of GP practices and things like that, that this could get quite
complex and tricky. Remind me, though I should probably know,
do you have a duty to advise and help and assist with those organisations?
What kind of advice are you giving them and planning to give to
(Mrs France) They will have to be just a little bit
out of my central vision for the moment. What I am doing in the
way that we are currently intending to structure the officethough
of course this could be reviewed during the five-year period,
but the way we are starting offis that I shall keep a fairly
small policy team developing our work on FOI. What I intend to
do to make maximum use of the fact that we already have contacts
with all these bodies for data protection, is to grow the sector
teams we already have so that if you are a GP representative who
is used to phoning the compliance manager in my Office for data
protection concerns or issues, then that same person will deal
with FOI as well. We will need to train our staff gradually so
that they can all deal with queries on both Acts. It should not
be forgotten that although I am saying that FOI is very broad
and probably one of the broadest regimes we have looked at for
FOI in terms of the bodies covered, I do cover an even wider range
for data protection, so I am used to dealing with small organisations.
That is not to say that I could assure you they were all fully
complying with their statutory obligations. However, we do have
some mechanisms in place which clearly we could hone and improve
for making contact, usually through representative bodies with
those who will need to comply.
32. What is the mechanism for you reporting
to Parliament on progress as we move up towards 2005 and beyond
(Mrs France) I have a statutory duty to lay my report
before Parliament annually. I can also make reports at any time
and I am sure you will call me to talk to you whenever you think
33. Just on that, we have had the advantage
of having the Ombudsman report to us on a periodic basis. You
have not had an equivalent regime with your data protection hat
on. You are going to report to Parliament as Information Commissioner.
We should quite like to nab you really. Would you like to report
(Mrs France) When you say I have not had an equivalent
regime, technically I have always considered that I reported wearing
my data protection hat to the Home Affairs Committee.
34. You have not really, have you?
(Mrs France) They called my predecessor to them on
his 1990-91 report. I have given expert evidence to them on many
occasions, but you are right, I have never been before them to
discuss my own performance or to discuss my annual report with
them. I should be delighted to report to both of you should you
wish to call me.
35. So we have got you, but not exclusively.
(Mrs France) There would be difficulty, would there
not, in that some of my responsibilities relate to applying data
protection to the private sector. However, that is a matter for
you and not for me. I am keen to be seen to be accountable to
Parliament and happy to respond to interests that Parliament shows.
36. Your desire to be accountable to Parliament
and our imperialist ambitions may come together. All this expansion
is taking place in Wilmslow, is it?
(Mrs France) Yes, it is at the moment.

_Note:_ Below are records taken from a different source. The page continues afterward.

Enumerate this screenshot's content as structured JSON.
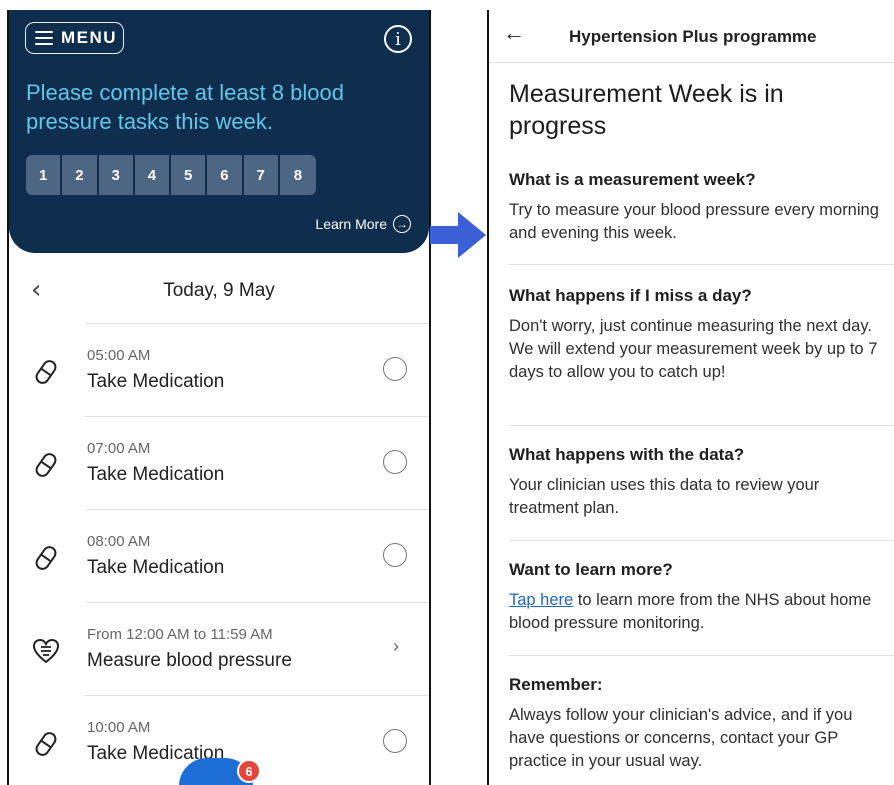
{
  "left": {
    "menu_label": "MENU",
    "prompt": "Please complete at least 8 blood pressure tasks this week.",
    "task_numbers": [
      "1",
      "2",
      "3",
      "4",
      "5",
      "6",
      "7",
      "8"
    ],
    "learn_more": "Learn More",
    "date_title": "Today, 9 May",
    "tasks": [
      {
        "time": "05:00 AM",
        "name": "Take Medication",
        "icon": "pill-icon"
      },
      {
        "time": "07:00 AM",
        "name": "Take Medication",
        "icon": "pill-icon"
      },
      {
        "time": "08:00 AM",
        "name": "Take Medication",
        "icon": "pill-icon"
      },
      {
        "time": "From 12:00 AM to 11:59 AM",
        "name": "Measure blood pressure",
        "icon": "heart-monitor-icon"
      },
      {
        "time": "10:00 AM",
        "name": "Take Medication",
        "icon": "pill-icon"
      }
    ],
    "badge_count": "6",
    "colors": {
      "header_bg": "#0f2d4c",
      "prompt_text": "#62c6e9",
      "fab": "#1d6fd6",
      "badge": "#e5453a"
    }
  },
  "right": {
    "title": "Hypertension Plus programme",
    "heading": "Measurement Week is in progress",
    "sections": [
      {
        "q": "What is a measurement week?",
        "a": "Try to measure your blood pressure every morning and evening this week."
      },
      {
        "q": "What happens if I miss a day?",
        "a": "Don't worry, just continue measuring the next day. We will extend your measurement week by up to 7 days to allow you to catch up!"
      },
      {
        "q": "What happens with the data?",
        "a": "Your clinician uses this data to review your treatment plan."
      },
      {
        "q": "Want to learn more?",
        "link": "Tap here",
        "a": " to learn more from the NHS about home blood pressure monitoring."
      },
      {
        "q": "Remember:",
        "a": "Always follow your clinician's advice, and if you have questions or concerns, contact your GP practice in your usual way."
      }
    ],
    "colors": {
      "link": "#1f67c3"
    }
  },
  "arrow_color": "#3b5fd6"
}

37. This is very good news for Wilmslow, is
(Mrs France) Yes.
(Mrs France) We have been based there since the office
opened in 1985. We have occupied two different buildings in Wilmslow.

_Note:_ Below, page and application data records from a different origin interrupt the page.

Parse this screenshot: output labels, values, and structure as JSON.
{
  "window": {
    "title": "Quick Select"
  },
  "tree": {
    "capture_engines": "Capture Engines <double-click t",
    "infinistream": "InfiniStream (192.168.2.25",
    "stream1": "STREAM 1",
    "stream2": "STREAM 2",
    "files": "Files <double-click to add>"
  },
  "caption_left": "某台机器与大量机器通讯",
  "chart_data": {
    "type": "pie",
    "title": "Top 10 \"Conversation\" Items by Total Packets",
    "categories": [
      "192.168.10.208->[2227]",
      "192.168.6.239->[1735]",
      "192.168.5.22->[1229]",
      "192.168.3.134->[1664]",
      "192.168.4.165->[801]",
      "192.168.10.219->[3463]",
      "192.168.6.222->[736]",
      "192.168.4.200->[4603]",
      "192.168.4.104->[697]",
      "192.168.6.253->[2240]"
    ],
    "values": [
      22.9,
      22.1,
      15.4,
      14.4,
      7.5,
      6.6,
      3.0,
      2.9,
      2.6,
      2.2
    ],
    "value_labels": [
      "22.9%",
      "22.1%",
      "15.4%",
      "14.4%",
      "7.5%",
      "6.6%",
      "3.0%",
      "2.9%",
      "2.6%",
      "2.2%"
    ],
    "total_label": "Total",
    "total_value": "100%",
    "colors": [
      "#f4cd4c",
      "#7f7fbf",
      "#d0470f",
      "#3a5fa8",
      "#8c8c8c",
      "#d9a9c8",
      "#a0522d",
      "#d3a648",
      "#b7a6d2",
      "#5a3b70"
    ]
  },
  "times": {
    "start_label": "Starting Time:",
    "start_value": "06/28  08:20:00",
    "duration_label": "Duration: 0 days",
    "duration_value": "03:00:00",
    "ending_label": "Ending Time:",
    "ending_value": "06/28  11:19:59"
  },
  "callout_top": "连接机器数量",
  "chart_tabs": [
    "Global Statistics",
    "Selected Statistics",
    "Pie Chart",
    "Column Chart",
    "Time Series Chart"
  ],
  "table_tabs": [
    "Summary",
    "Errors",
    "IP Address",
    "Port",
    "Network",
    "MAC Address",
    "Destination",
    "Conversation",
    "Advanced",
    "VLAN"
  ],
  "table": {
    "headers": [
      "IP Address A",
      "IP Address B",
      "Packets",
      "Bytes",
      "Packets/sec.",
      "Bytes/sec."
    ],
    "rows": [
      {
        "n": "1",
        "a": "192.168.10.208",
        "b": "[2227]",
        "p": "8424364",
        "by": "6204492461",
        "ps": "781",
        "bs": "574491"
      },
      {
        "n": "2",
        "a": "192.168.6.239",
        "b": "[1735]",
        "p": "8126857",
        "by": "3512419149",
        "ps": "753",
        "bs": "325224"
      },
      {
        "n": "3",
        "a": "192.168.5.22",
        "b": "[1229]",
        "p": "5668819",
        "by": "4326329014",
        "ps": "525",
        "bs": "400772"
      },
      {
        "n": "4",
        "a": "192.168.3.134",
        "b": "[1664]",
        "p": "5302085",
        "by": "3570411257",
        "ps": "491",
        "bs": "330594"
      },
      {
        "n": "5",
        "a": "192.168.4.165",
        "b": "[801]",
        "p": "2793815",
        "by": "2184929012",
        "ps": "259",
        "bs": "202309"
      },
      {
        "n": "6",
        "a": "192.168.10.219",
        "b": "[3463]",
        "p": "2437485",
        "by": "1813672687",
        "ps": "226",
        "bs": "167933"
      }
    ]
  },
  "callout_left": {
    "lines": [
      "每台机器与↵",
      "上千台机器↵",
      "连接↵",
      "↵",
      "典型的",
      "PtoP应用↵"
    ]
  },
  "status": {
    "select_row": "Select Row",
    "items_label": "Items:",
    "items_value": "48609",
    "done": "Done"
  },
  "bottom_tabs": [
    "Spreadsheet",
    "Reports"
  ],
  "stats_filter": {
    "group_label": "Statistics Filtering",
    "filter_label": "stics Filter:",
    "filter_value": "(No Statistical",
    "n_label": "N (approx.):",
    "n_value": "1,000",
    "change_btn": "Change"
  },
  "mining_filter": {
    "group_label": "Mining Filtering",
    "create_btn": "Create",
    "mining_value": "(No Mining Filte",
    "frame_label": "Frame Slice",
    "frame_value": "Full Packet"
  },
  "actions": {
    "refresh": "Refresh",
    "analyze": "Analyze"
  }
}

We are, however, looking at the momentone of my Assistant
Commissioners is doing a report for meat whether we should
in fact have any devolved presence. Data protection, as you know,
is a reserved matter. I have responsibilities in Scotland, Wales

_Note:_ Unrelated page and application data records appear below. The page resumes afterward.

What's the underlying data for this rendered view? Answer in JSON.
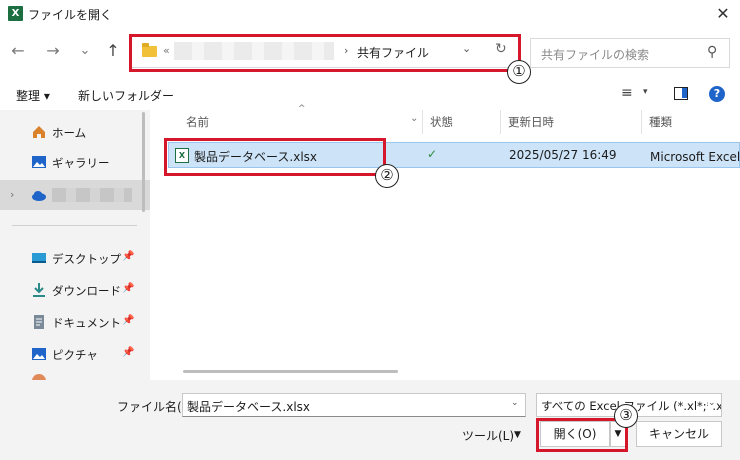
{
  "window": {
    "title": "ファイルを開く",
    "app_icon": "X",
    "close": "✕"
  },
  "nav": {
    "back": "←",
    "forward": "→",
    "recent": "⌄",
    "up": "↑"
  },
  "address": {
    "overflow": "«",
    "separator": "›",
    "current": "共有ファイル"
  },
  "search": {
    "placeholder": "共有ファイルの検索"
  },
  "toolbar": {
    "organize": "整理 ▾",
    "new_folder": "新しいフォルダー",
    "view_icon": "≡",
    "view_dropdown": "▾",
    "help": "?"
  },
  "sidebar": {
    "items": [
      {
        "label": "ホーム",
        "icon": "home-icon"
      },
      {
        "label": "ギャラリー",
        "icon": "gallery-icon"
      },
      {
        "label": "",
        "icon": "onedrive-icon"
      },
      {
        "label": "デスクトップ",
        "icon": "desktop-icon",
        "pin": "📌"
      },
      {
        "label": "ダウンロード",
        "icon": "download-icon",
        "pin": "📌"
      },
      {
        "label": "ドキュメント",
        "icon": "document-icon",
        "pin": "📌"
      },
      {
        "label": "ピクチャ",
        "icon": "pictures-icon",
        "pin": "📌"
      }
    ]
  },
  "columns": {
    "name": "名前",
    "status": "状態",
    "modified": "更新日時",
    "type": "種類"
  },
  "files": [
    {
      "name": "製品データベース.xlsx",
      "status": "✓",
      "modified": "2025/05/27 16:49",
      "type": "Microsoft Excel ワ"
    }
  ],
  "bottom": {
    "filename_label": "ファイル名(N):",
    "filename_value": "製品データベース.xlsx",
    "filter_value": "すべての Excel ファイル (*.xl*;*.xlsx;*",
    "tools": "ツール(L)",
    "open": "開く(O)",
    "cancel": "キャンセル"
  },
  "annotations": {
    "one": "①",
    "two": "②",
    "three": "③"
  },
  "colors": {
    "accent": "#1f64c8",
    "highlight": "#d6172b",
    "selection": "#cde3f7"
  }
}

and Northern Ireland and we are looking to see whether we ought
to have a physical presence in other places. We envisage the headquarters,
whatever happens, remaining in Wilmslow.
39. May I return to the Ilisu dam case once
again? You mentioned that the complaint actually came from a private
individual, as it were.
(Mr Buckley) I had to regard the complainant as such
because the words of the statute are "from a member of the